Records contained in a dataset:
BEGIN

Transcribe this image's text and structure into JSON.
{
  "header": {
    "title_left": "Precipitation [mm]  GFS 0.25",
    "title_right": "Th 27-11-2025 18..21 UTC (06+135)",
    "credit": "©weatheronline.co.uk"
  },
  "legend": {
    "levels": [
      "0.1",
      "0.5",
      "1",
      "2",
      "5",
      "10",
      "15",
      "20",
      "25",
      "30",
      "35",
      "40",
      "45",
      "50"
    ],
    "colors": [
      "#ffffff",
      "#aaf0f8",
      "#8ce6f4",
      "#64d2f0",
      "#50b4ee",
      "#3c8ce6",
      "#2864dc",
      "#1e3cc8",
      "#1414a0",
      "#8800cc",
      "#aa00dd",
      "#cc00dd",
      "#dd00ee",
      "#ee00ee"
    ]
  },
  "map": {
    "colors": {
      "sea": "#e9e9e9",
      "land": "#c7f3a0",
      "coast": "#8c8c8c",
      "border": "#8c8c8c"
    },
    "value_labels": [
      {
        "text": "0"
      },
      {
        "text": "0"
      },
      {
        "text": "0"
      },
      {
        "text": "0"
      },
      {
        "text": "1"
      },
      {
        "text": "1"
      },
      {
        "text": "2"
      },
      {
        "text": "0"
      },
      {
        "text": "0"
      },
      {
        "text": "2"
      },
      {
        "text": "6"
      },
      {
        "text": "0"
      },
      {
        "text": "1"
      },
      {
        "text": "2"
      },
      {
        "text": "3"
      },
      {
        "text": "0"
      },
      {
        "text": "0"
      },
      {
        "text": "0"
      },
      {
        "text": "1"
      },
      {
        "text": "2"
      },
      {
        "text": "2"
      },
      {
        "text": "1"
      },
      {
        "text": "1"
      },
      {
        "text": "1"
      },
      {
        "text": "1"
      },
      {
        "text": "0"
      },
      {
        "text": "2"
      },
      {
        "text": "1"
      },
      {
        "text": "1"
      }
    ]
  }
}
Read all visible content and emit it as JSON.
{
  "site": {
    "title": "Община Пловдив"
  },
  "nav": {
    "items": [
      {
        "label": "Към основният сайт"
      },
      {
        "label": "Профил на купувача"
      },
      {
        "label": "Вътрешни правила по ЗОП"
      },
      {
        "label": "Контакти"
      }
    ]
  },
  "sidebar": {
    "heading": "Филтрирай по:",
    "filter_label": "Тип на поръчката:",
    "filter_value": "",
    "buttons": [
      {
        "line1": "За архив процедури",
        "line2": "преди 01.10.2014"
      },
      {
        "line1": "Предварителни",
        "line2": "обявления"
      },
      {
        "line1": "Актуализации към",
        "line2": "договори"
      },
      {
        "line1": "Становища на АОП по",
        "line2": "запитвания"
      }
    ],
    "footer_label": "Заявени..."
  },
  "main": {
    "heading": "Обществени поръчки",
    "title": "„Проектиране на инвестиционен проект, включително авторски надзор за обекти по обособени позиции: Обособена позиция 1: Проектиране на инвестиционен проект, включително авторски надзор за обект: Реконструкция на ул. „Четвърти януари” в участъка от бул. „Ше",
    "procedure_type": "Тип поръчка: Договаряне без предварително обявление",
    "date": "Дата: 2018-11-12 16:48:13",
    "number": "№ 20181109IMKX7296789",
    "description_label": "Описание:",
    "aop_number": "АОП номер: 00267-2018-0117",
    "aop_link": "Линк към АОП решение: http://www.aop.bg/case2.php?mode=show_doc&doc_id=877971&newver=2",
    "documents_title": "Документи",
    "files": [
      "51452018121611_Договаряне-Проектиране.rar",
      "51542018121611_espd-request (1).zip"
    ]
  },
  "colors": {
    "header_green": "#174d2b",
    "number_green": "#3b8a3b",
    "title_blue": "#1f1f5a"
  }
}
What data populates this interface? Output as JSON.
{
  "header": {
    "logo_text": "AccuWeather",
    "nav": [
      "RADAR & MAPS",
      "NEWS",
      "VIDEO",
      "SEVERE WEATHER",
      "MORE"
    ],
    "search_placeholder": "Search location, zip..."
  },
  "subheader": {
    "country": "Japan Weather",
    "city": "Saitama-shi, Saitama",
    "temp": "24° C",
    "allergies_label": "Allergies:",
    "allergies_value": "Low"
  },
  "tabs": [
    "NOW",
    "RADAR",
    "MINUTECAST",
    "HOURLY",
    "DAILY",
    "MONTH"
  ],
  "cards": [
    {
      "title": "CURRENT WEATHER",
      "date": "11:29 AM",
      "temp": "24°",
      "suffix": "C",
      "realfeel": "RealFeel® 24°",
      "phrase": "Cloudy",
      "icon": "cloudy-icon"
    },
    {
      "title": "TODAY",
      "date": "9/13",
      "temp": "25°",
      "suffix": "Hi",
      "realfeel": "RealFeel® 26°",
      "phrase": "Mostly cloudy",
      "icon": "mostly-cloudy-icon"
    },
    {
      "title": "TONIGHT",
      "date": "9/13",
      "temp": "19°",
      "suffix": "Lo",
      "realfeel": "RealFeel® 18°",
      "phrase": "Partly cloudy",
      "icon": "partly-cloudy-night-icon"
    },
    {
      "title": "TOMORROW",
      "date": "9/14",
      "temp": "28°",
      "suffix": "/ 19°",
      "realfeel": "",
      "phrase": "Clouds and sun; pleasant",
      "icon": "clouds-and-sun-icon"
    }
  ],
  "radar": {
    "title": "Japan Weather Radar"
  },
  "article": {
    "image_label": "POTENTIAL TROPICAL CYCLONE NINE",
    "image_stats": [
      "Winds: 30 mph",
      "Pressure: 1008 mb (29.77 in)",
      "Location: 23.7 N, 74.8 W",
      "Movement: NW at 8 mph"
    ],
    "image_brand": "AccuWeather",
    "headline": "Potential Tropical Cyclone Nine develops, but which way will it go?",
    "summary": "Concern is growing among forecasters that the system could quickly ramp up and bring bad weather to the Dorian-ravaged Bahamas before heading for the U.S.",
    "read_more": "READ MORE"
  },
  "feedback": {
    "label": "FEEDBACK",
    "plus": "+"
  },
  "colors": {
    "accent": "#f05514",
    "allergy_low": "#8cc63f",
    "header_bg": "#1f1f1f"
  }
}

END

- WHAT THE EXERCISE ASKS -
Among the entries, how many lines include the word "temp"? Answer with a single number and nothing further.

- TASK RESPONSE -
5